Standing Behind PAN in the fight against pesticides
2012 was a big year at Il Palazzone.
We saw the completion of our new cellar and its first year of harvest. This construction project was a massive undertaking, and we went to great lengths to implement green practices in its design and construction, from sourcing stones from an on-site quarry to adding cisterns to collect and purify rainwater to re-use for washing.

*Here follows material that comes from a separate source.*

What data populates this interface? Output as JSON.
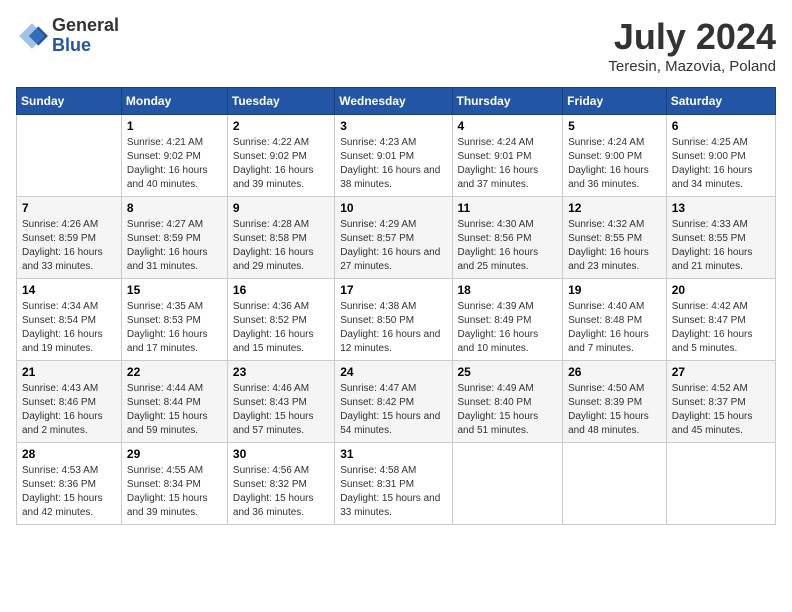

While we make environmentally engaged decisions in the vineyard every day, we solidified out commitment by joining 1% for the Planet and pledged to donate 1% of our total sales to an organization that promotes sustainability and environmental issues. The search was on for a charity that was in line with our views and position on farming. As we do not use chemical pesticides, and the few treatments that we make in the vineyard are base metals allowed by the EEC directive that governs organic farming, it seemed like a great fit to donate 1% of our revenue to Pesticide Action Network – North America (PAN). PAN is a wonderful organization that lobbies against and educates about alternatives to chemical pesticides commonly used in farming. Besides seeking policy change, they act to engage the community about how pesticides are detrimental to health and dispel the myths about pesticides.
One such campaign they are working on is to understand the complexities of “Colony Collapse Disorder” (CCD), which is essentially when bees disappear and abandon their hives. Montalcino, while renowned for its wine is also la città del miele or the “city of honey”, and the town takes particular interest in the health of bees and their role as pollinators. As the UN reported, of the 100 crops that provide 90% of the world’s food, over 70 are pollinated by bees. A major suspected cause of CCD are neonicotinoids, a toxic pesticide known to be particularly dangerous to honey bees and which nevertheless has taken over the global insecticide market since the 1990s. Fortunately, Italy has already acted to ban these pesticides, but PAN continues to work and lobby governments around the world to take action to save the bees, who as pollinators, play such an important role in the world’s food supply.
Besides our commitment to 1% For the Planet, our general manager Marco has recently sourcedvinco, or offshoots of willow trees. This is a traditional method of tying back the vines, used before the invention of plastic ties. The dual benefit, besides using what the earth has already provided, is that the vinco are much gentler on the vines, as they simply snap when the vines outgrow them.